What you have to do
Repeat the records exactly. Every line must match.

Provided entries

....

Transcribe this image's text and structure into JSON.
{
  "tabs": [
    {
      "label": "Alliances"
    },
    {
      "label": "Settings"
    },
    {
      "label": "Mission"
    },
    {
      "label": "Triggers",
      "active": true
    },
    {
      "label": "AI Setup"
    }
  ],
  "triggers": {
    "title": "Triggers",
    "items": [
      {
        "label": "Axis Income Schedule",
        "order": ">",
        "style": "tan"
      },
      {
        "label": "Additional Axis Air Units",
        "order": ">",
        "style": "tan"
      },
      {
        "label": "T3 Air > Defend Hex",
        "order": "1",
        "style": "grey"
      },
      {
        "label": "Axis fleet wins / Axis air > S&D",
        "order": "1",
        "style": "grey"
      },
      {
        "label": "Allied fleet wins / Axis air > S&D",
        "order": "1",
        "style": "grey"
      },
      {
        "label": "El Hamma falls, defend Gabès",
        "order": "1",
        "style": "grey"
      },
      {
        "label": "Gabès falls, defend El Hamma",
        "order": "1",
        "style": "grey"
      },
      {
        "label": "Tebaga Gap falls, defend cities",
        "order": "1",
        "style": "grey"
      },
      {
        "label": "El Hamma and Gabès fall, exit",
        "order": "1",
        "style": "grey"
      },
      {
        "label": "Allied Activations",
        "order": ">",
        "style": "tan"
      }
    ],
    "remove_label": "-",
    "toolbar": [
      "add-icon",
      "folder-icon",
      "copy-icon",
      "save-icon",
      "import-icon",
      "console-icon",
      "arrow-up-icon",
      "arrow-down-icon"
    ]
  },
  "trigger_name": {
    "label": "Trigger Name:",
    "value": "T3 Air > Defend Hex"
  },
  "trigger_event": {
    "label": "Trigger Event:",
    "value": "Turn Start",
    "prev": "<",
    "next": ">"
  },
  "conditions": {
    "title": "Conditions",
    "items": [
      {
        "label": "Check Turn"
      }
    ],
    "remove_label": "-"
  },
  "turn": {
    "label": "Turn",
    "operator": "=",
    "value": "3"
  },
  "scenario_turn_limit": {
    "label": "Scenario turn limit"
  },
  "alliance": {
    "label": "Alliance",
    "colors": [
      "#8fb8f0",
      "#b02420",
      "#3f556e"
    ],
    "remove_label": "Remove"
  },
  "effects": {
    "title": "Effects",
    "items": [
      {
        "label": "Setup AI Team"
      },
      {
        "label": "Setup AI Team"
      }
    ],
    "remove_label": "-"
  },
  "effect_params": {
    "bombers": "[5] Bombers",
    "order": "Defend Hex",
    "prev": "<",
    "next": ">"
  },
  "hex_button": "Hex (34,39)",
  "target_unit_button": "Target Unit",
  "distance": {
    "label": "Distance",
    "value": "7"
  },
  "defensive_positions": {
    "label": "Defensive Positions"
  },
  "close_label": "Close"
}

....

Finished exercise
Transcribe this image's text and structure into JSON.
{
  "tabs": [
    {
      "label": "Alliances"
    },
    {
      "label": "Settings"
    },
    {
      "label": "Mission"
    },
    {
      "label": "Triggers",
      "active": true
    },
    {
      "label": "AI Setup"
    }
  ],
  "triggers": {
    "title": "Triggers",
    "items": [
      {
        "label": "Axis Income Schedule",
        "order": ">",
        "style": "tan"
      },
      {
        "label": "Additional Axis Air Units",
        "order": ">",
        "style": "tan"
      },
      {
        "label": "T3 Air > Defend Hex",
        "order": "1",
        "style": "grey"
      },
      {
        "label": "Axis fleet wins / Axis air > S&D",
        "order": "1",
        "style": "grey"
      },
      {
        "label": "Allied fleet wins / Axis air > S&D",
        "order": "1",
        "style": "grey"
      },
      {
        "label": "El Hamma falls, defend Gabès",
        "order": "1",
        "style": "grey"
      },
      {
        "label": "Gabès falls, defend El Hamma",
        "order": "1",
        "style": "grey"
      },
      {
        "label": "Tebaga Gap falls, defend cities",
        "order": "1",
        "style": "grey"
      },
      {
        "label": "El Hamma and Gabès fall, exit",
        "order": "1",
        "style": "grey"
      },
      {
        "label": "Allied Activations",
        "order": ">",
        "style": "tan"
      }
    ],
    "remove_label": "-",
    "toolbar": [
      "add-icon",
      "folder-icon",
      "copy-icon",
      "save-icon",
      "import-icon",
      "console-icon",
      "arrow-up-icon",
      "arrow-down-icon"
    ]
  },
  "trigger_name": {
    "label": "Trigger Name:",
    "value": "T3 Air > Defend Hex"
  },
  "trigger_event": {
    "label": "Trigger Event:",
    "value": "Turn Start",
    "prev": "<",
    "next": ">"
  },
  "conditions": {
    "title": "Conditions",
    "items": [
      {
        "label": "Check Turn"
      }
    ],
    "remove_label": "-"
  },
  "turn": {
    "label": "Turn",
    "operator": "=",
    "value": "3"
  },
  "scenario_turn_limit": {
    "label": "Scenario turn limit"
  },
  "alliance": {
    "label": "Alliance",
    "colors": [
      "#8fb8f0",
      "#b02420",
      "#3f556e"
    ],
    "remove_label": "Remove"
  },
  "effects": {
    "title": "Effects",
    "items": [
      {
        "label": "Setup AI Team"
      },
      {
        "label": "Setup AI Team"
      }
    ],
    "remove_label": "-"
  },
  "effect_params": {
    "bombers": "[5] Bombers",
    "order": "Defend Hex",
    "prev": "<",
    "next": ">"
  },
  "hex_button": "Hex (34,39)",
  "target_unit_button": "Target Unit",
  "distance": {
    "label": "Distance",
    "value": "7"
  },
  "defensive_positions": {
    "label": "Defensive Positions"
  },
  "close_label": "Close"
}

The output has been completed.